----- PROVIDED RECORDS

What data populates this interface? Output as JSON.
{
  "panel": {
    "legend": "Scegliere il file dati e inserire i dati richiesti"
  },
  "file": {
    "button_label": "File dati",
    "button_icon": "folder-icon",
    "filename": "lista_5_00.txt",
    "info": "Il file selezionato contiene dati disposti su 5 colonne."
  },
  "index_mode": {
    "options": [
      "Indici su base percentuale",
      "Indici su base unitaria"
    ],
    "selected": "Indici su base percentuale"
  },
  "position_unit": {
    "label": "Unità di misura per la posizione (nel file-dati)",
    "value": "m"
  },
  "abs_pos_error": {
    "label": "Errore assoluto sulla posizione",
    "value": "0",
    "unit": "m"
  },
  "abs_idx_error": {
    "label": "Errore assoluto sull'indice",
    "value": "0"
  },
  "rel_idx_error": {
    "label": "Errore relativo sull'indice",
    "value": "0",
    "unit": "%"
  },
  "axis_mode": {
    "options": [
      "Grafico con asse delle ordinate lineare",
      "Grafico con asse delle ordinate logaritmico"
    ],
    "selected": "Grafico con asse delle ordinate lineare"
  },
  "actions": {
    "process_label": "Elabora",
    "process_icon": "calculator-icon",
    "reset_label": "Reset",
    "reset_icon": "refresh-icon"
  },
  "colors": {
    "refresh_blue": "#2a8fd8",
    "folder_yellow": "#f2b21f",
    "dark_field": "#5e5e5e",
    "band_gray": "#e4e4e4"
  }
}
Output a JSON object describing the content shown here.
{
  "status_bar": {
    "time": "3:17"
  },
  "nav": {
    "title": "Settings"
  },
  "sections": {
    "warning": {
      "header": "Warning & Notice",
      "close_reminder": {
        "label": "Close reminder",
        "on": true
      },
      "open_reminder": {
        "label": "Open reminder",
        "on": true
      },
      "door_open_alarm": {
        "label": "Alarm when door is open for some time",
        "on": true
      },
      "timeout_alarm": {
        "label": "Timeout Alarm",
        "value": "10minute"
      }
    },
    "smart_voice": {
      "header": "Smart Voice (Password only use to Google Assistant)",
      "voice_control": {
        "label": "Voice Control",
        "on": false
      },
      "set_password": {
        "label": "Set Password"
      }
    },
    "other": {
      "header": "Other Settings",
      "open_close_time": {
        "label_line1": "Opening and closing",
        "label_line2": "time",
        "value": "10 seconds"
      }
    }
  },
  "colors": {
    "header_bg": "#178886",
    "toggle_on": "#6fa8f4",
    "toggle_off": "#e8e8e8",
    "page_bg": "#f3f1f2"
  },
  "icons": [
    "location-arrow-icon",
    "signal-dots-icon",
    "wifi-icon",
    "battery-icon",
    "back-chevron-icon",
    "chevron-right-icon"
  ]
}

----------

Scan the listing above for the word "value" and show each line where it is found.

    "value": "m"
    "value": "0",
    "value": "0"
    "value": "0",
        "value": "10minute"
        "value": "10 seconds"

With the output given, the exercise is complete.